Our first STEM project turned out to be the biggest, in scale, that the team has worked on.
An opportunity to share a digital storytelling piece about a 75 metre, 25 tonnes and 3.5 metre diameter wind turbine blade, which made a surprise entrance in January when it arrived as an art installation called Blade.
As Blade left Queen Victoria Square last Sunday, to return to the Siemens plant at Alexandra Dock, it carried with it a couple of projects from Connected Hull. And ones that have digitised this City of Culture project through the Things Network in Hull.
In essence that was a sensor node and a Raspberry Pi with a camera module attached, but in reality a whole lot more.
We're grateful to the team at Siemens in Hull, who offered STEM learning opportunities through Blade and a chance for the Hull Raspberry Jam community to collaborate on their 'super secret project' with Hull Central Library.
Talking about working with young people in Hull through the Children's University, Chris Sarel, Group Lead, Siemens said, “Showcasing Blade is easy for those that work at Siemens. We are so proud of what we produce and so passionate about the process....Activities such as this give local kids an insight in to what could well be a career for them in years to come. As a Hull lad born and bred, I'm proud to be a part of this special year and to witness the growing confidence and belief in our city.“
A huge team effort at the Raspberry Jam, on Saturday 18th February, resulted in this timelapse showing 2,383 images taken on the journey back to Alexandra Dock.
The sensor node collected temperature, vibration and GPS data and sent it to The Things Network via a gateway in Hull city centre. That data is now shared on this site and further projects will follow on a similar data theme.

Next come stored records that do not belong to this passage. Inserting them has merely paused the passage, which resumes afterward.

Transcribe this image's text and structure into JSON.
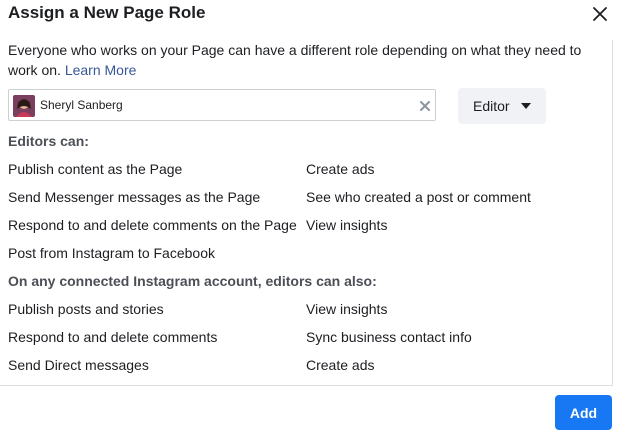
{
  "dialog": {
    "title": "Assign a New Page Role",
    "close_icon": "close-icon"
  },
  "description": {
    "text": "Everyone who works on your Page can have a different role depending on what they need to work on.",
    "link": "Learn More"
  },
  "assignee": {
    "name": "Sheryl Sanberg",
    "clear_icon": "clear-icon"
  },
  "role": {
    "selected": "Editor",
    "caret_icon": "caret-down-icon"
  },
  "editors_section": {
    "title": "Editors can:",
    "left": [
      "Publish content as the Page",
      "Send Messenger messages as the Page",
      "Respond to and delete comments on the Page",
      "Post from Instagram to Facebook"
    ],
    "right": [
      "Create ads",
      "See who created a post or comment",
      "View insights"
    ]
  },
  "instagram_section": {
    "title": "On any connected Instagram account, editors can also:",
    "left": [
      "Publish posts and stories",
      "Respond to and delete comments",
      "Send Direct messages"
    ],
    "right": [
      "View insights",
      "Sync business contact info",
      "Create ads"
    ]
  },
  "footer": {
    "add_label": "Add"
  },
  "colors": {
    "primary": "#1877f2",
    "link": "#385898",
    "text": "#1c1e21",
    "muted_heading": "#4b4f56",
    "select_bg": "#f0f2f5"
  }
}
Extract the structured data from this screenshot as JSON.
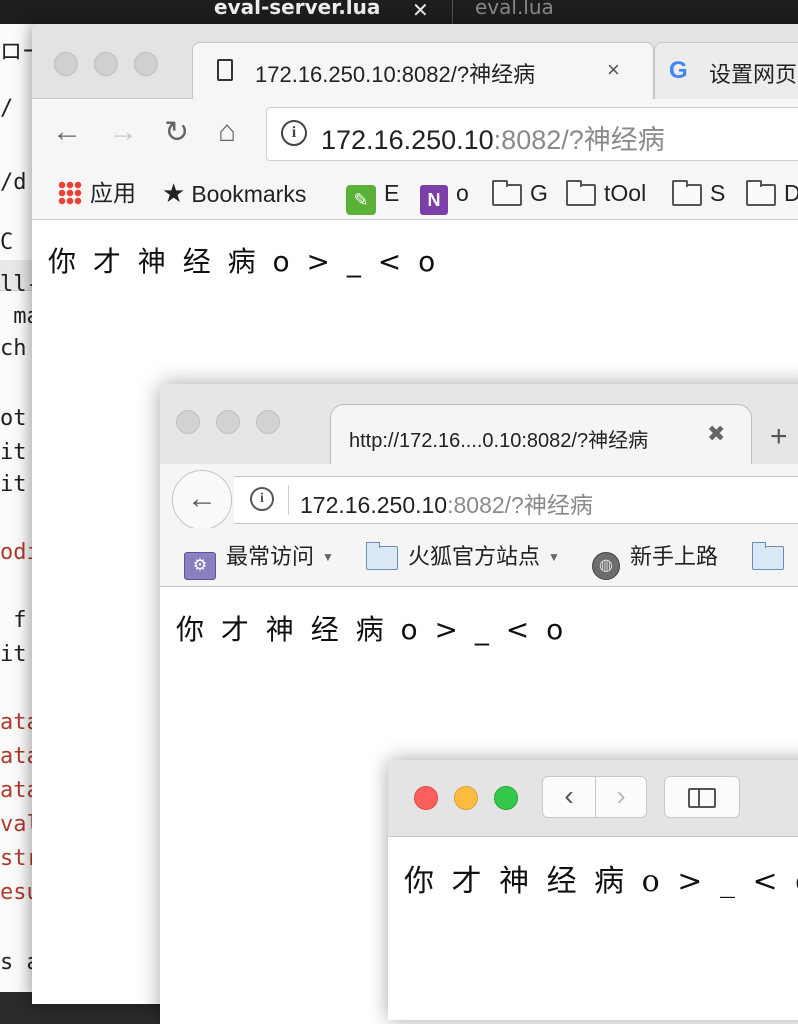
{
  "editor": {
    "tabs": [
      {
        "label": "eval-server.lua",
        "active": true
      },
      {
        "label": "eval.lua",
        "active": false
      }
    ],
    "close_glyph": "✕",
    "code_fragments": [
      {
        "text": "ロー",
        "red": false
      },
      {
        "text": "/",
        "red": false
      },
      {
        "text": "/d",
        "red": false
      },
      {
        "text": "C",
        "red": false
      },
      {
        "text": "ll-",
        "red": false
      },
      {
        "text": " ma",
        "red": false
      },
      {
        "text": "ch",
        "red": false
      },
      {
        "text": "ot",
        "red": false
      },
      {
        "text": "it",
        "red": false
      },
      {
        "text": "it",
        "red": false
      },
      {
        "text": "odi",
        "red": true
      },
      {
        "text": " f",
        "red": false
      },
      {
        "text": "it",
        "red": false
      },
      {
        "text": "ata",
        "red": true
      },
      {
        "text": "ata",
        "red": true
      },
      {
        "text": "ata",
        "red": true
      },
      {
        "text": "val",
        "red": true
      },
      {
        "text": "str",
        "red": true
      },
      {
        "text": "esu",
        "red": true
      },
      {
        "text": "s a",
        "red": false
      }
    ]
  },
  "chrome": {
    "tab_active_title": "172.16.250.10:8082/?神经病",
    "tab_close": "×",
    "tab2_title": "设置网页",
    "nav": {
      "back": "←",
      "forward": "→",
      "reload": "↻",
      "home": "⌂"
    },
    "address": {
      "host": "172.16.250.10",
      "rest": ":8082/?神经病"
    },
    "bookmarks": [
      {
        "label": "应用",
        "icon": "apps-grid-icon"
      },
      {
        "label": "Bookmarks",
        "icon": "star-icon"
      },
      {
        "label": "E",
        "icon": "evernote-icon"
      },
      {
        "label": "o",
        "icon": "onenote-icon"
      },
      {
        "label": "G",
        "icon": "folder-icon"
      },
      {
        "label": "tOol",
        "icon": "folder-icon"
      },
      {
        "label": "S",
        "icon": "folder-icon"
      },
      {
        "label": "D",
        "icon": "folder-icon"
      }
    ],
    "content": "你 才 神 经 病 o > _ < o"
  },
  "firefox": {
    "tab_title": "http://172.16....0.10:8082/?神经病",
    "tab_close": "✖",
    "new_tab": "+",
    "back": "←",
    "address": {
      "host": "172.16.250.10",
      "rest": ":8082/?神经病"
    },
    "bookmarks": [
      {
        "label": "最常访问",
        "icon": "most-visited-icon",
        "dropdown": true
      },
      {
        "label": "火狐官方站点",
        "icon": "folder-icon",
        "dropdown": true
      },
      {
        "label": "新手上路",
        "icon": "globe-icon",
        "dropdown": false
      }
    ],
    "content": "你 才 神 经 病 o > _ < o"
  },
  "safari": {
    "back": "‹",
    "forward": "›",
    "content": "你 才 神 经 病 o > _ < o"
  },
  "colors": {
    "close": "#fc605c",
    "minimize": "#fdbc40",
    "zoom": "#34c84a"
  }
}
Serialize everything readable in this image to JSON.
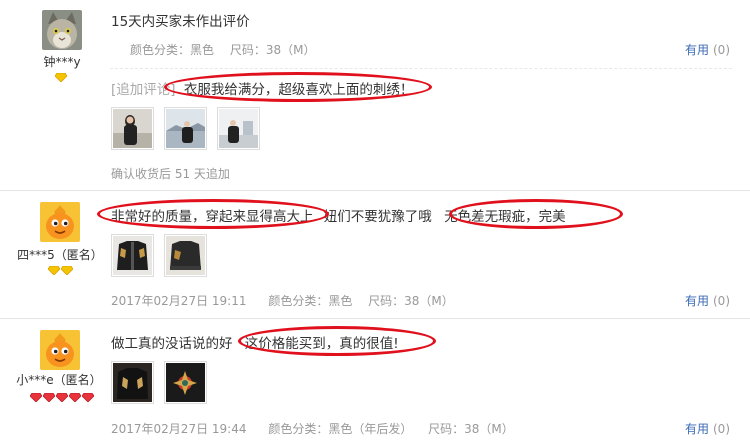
{
  "reviews": [
    {
      "username": "钟***y",
      "text": "15天内买家未作出评价",
      "meta": {
        "color": "颜色分类：黑色",
        "size": "尺码：38（M）"
      },
      "useful_label": "有用",
      "useful_count": "(0)",
      "append": {
        "tag": "[追加评论]",
        "text": "衣服我给满分，超级喜欢上面的刺绣！",
        "note": "确认收货后 51 天追加"
      },
      "avatar": "cat-avatar"
    },
    {
      "username": "四***5（匿名）",
      "text_a": "非常好的质量，穿起来显得高大上",
      "text_b": "妞们不要犹豫了哦",
      "text_c": "无色差无瑕疵，完美",
      "meta": {
        "date": "2017年02月27日 19:11",
        "color": "颜色分类：黑色",
        "size": "尺码：38（M）"
      },
      "useful_label": "有用",
      "useful_count": "(0)",
      "avatar": "orange-mascot-avatar"
    },
    {
      "username": "小***e（匿名）",
      "text_a": "做工真的没话说的好",
      "text_b": "这价格能买到，真的很值!",
      "meta": {
        "date": "2017年02月27日 19:44",
        "color": "颜色分类：黑色（年后发）",
        "size": "尺码：38（M）"
      },
      "useful_label": "有用",
      "useful_count": "(0)",
      "avatar": "orange-mascot-avatar"
    }
  ],
  "colors": {
    "highlight": "#e0101c",
    "link": "#3c6bb5",
    "muted": "#999999"
  }
}
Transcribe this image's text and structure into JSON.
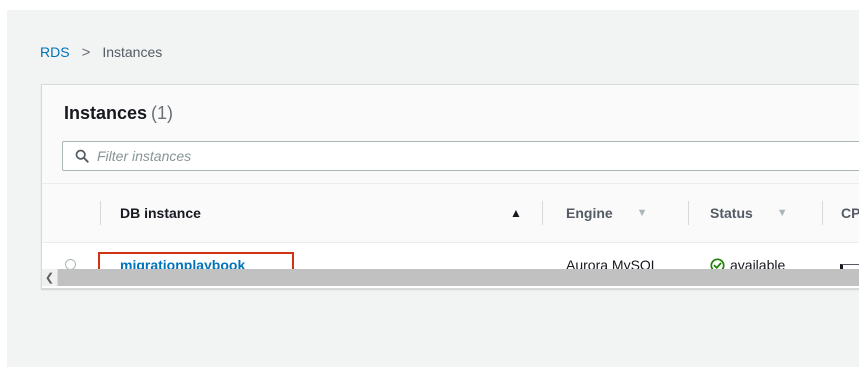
{
  "breadcrumb": {
    "items": [
      {
        "label": "RDS"
      },
      {
        "label": "Instances"
      }
    ],
    "separator": ">"
  },
  "panel": {
    "title": "Instances",
    "count": "(1)"
  },
  "search": {
    "placeholder": "Filter instances",
    "value": ""
  },
  "table": {
    "columns": [
      {
        "label": "DB instance",
        "sort": "ascending"
      },
      {
        "label": "Engine",
        "sort": "none"
      },
      {
        "label": "Status",
        "sort": "none"
      },
      {
        "label": "CP"
      }
    ],
    "rows": [
      {
        "db_instance": "migrationplaybook",
        "engine": "Aurora MySQL",
        "status": "available"
      }
    ]
  },
  "colors": {
    "link": "#0073bb",
    "highlight_border": "#d13212",
    "status_ok": "#1d8102"
  }
}
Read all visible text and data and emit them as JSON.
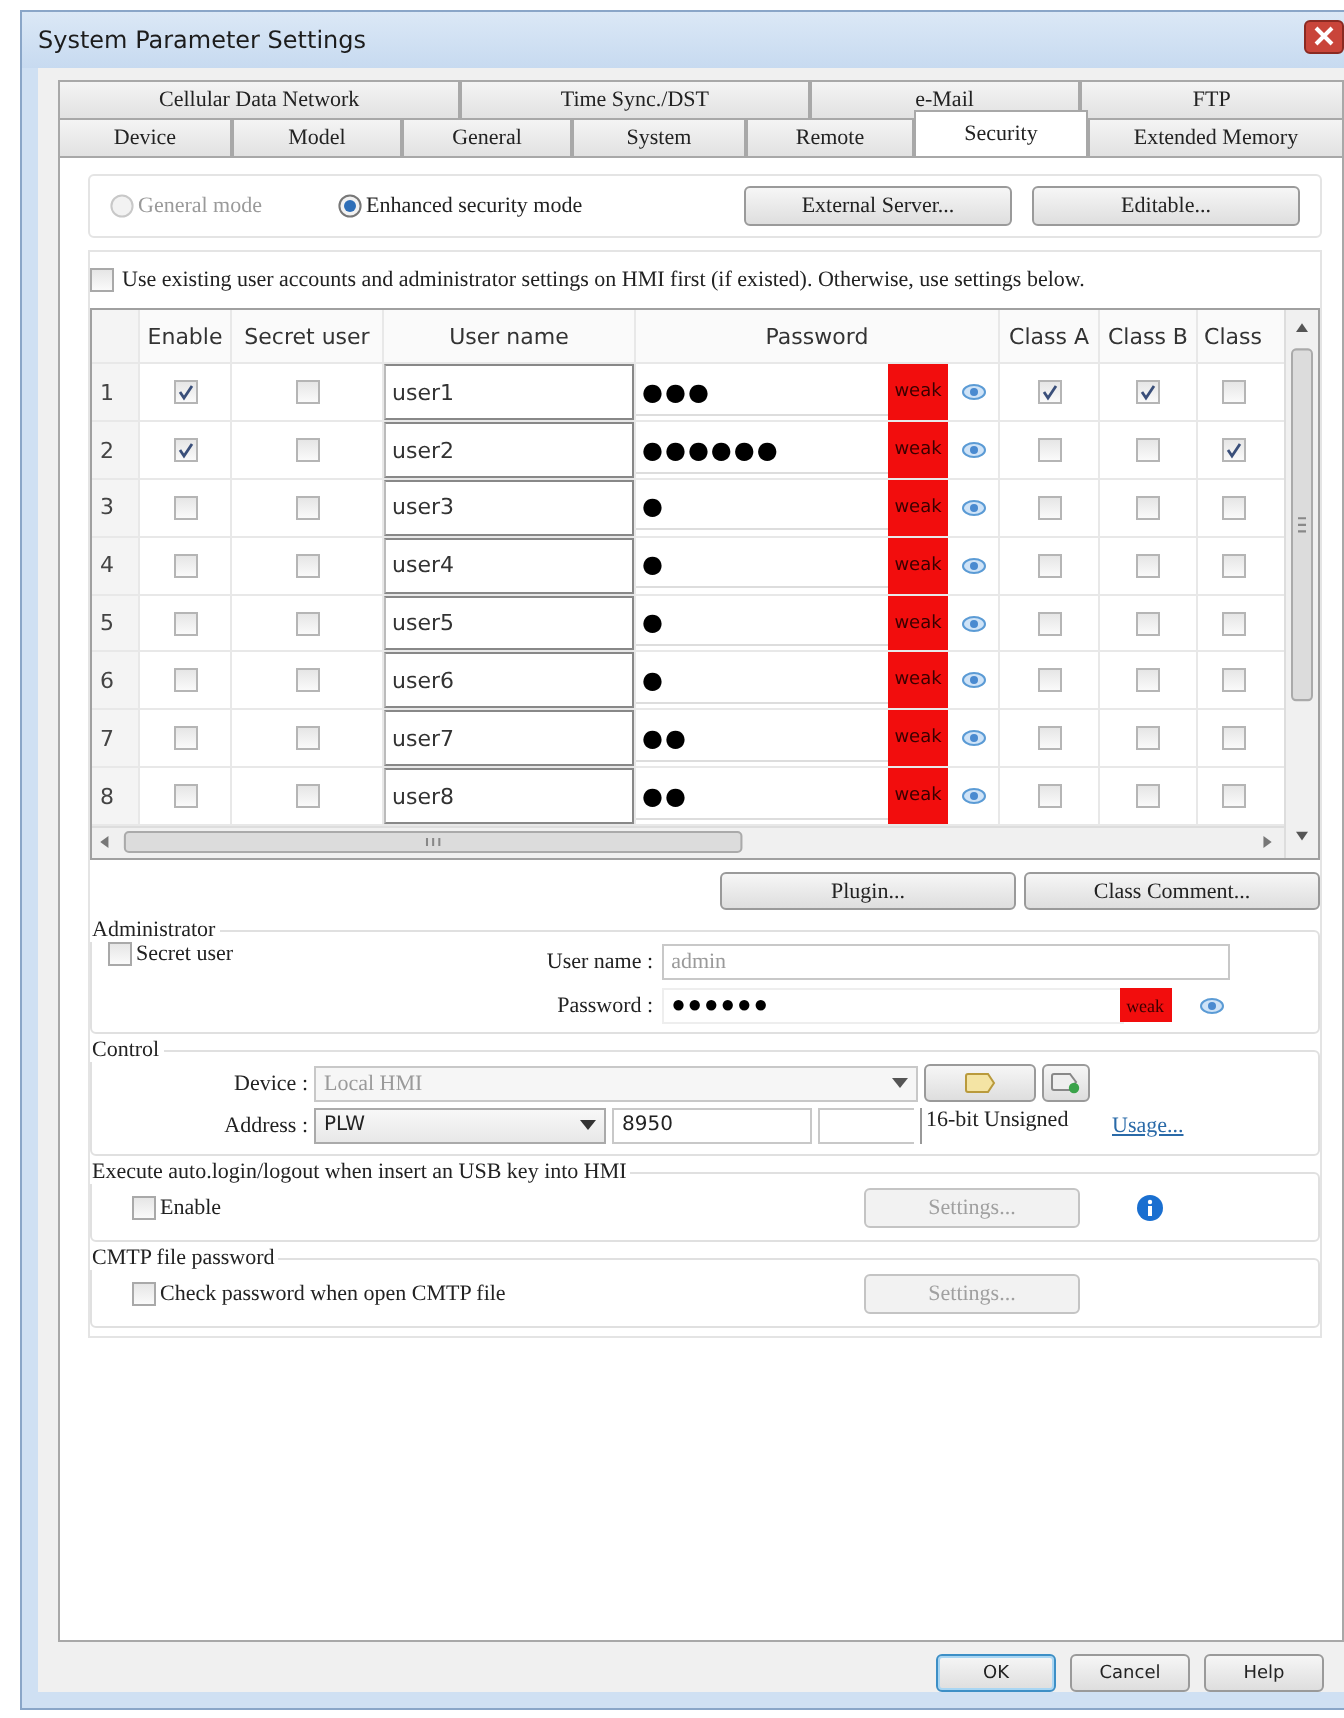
{
  "window": {
    "title": "System Parameter Settings"
  },
  "tabs_top": [
    {
      "label": "Cellular Data Network",
      "selected": false
    },
    {
      "label": "Time Sync./DST",
      "selected": false
    },
    {
      "label": "e-Mail",
      "selected": false
    },
    {
      "label": "FTP",
      "selected": false
    }
  ],
  "tabs_bottom": [
    {
      "label": "Device",
      "selected": false
    },
    {
      "label": "Model",
      "selected": false
    },
    {
      "label": "General",
      "selected": false
    },
    {
      "label": "System",
      "selected": false
    },
    {
      "label": "Remote",
      "selected": false
    },
    {
      "label": "Security",
      "selected": true
    },
    {
      "label": "Extended Memory",
      "selected": false
    }
  ],
  "modes": [
    {
      "label": "General mode",
      "selected": false,
      "disabled": true
    },
    {
      "label": "Enhanced security mode",
      "selected": true,
      "disabled": false
    }
  ],
  "mode_buttons": [
    "External Server...",
    "Editable..."
  ],
  "use_existing": {
    "label": "Use existing user accounts and administrator settings on HMI first (if existed). Otherwise, use settings below.",
    "checked": false
  },
  "table": {
    "columns": [
      "Enable",
      "Secret user",
      "User name",
      "Password",
      "Class A",
      "Class B",
      "Class"
    ],
    "rows": [
      {
        "index": "1",
        "enable": true,
        "secret_user": false,
        "user_name": "user1",
        "password": "●●●",
        "strength": "weak",
        "classes": [
          true,
          true,
          false
        ]
      },
      {
        "index": "2",
        "enable": true,
        "secret_user": false,
        "user_name": "user2",
        "password": "●●●●●●",
        "strength": "weak",
        "classes": [
          false,
          false,
          true
        ]
      },
      {
        "index": "3",
        "enable": false,
        "secret_user": false,
        "user_name": "user3",
        "password": "●",
        "strength": "weak",
        "classes": [
          false,
          false,
          false
        ]
      },
      {
        "index": "4",
        "enable": false,
        "secret_user": false,
        "user_name": "user4",
        "password": "●",
        "strength": "weak",
        "classes": [
          false,
          false,
          false
        ]
      },
      {
        "index": "5",
        "enable": false,
        "secret_user": false,
        "user_name": "user5",
        "password": "●",
        "strength": "weak",
        "classes": [
          false,
          false,
          false
        ]
      },
      {
        "index": "6",
        "enable": false,
        "secret_user": false,
        "user_name": "user6",
        "password": "●",
        "strength": "weak",
        "classes": [
          false,
          false,
          false
        ]
      },
      {
        "index": "7",
        "enable": false,
        "secret_user": false,
        "user_name": "user7",
        "password": "●●",
        "strength": "weak",
        "classes": [
          false,
          false,
          false
        ]
      },
      {
        "index": "8",
        "enable": false,
        "secret_user": false,
        "user_name": "user8",
        "password": "●●",
        "strength": "weak",
        "classes": [
          false,
          false,
          false
        ]
      }
    ]
  },
  "table_buttons": [
    "Plugin...",
    "Class Comment..."
  ],
  "administrator": {
    "title": "Administrator",
    "secret_user": {
      "label": "Secret user",
      "checked": false
    },
    "user_name_label": "User name :",
    "user_name": "admin",
    "user_name_disabled": true,
    "password_label": "Password :",
    "password": "●●●●●●",
    "strength": "weak"
  },
  "control": {
    "title": "Control",
    "device_label": "Device :",
    "device": "Local HMI",
    "device_disabled": true,
    "address_label": "Address :",
    "address_type": "PLW",
    "address": "8950",
    "data_format": "16-bit Unsigned",
    "usage_link": "Usage..."
  },
  "usb": {
    "title": "Execute auto.login/logout when insert an USB key into HMI",
    "enable": {
      "label": "Enable",
      "checked": false
    },
    "settings_button": "Settings...",
    "settings_disabled": true
  },
  "cmtp": {
    "title": "CMTP file password",
    "check": {
      "label": "Check password when open CMTP file",
      "checked": false
    },
    "settings_button": "Settings...",
    "settings_disabled": true
  },
  "footer_buttons": [
    "OK",
    "Cancel",
    "Help"
  ]
}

Next will be a 'STEM in the Desert' project and more innovations with temperature and environmental data.
Image above: courtesy of Siemens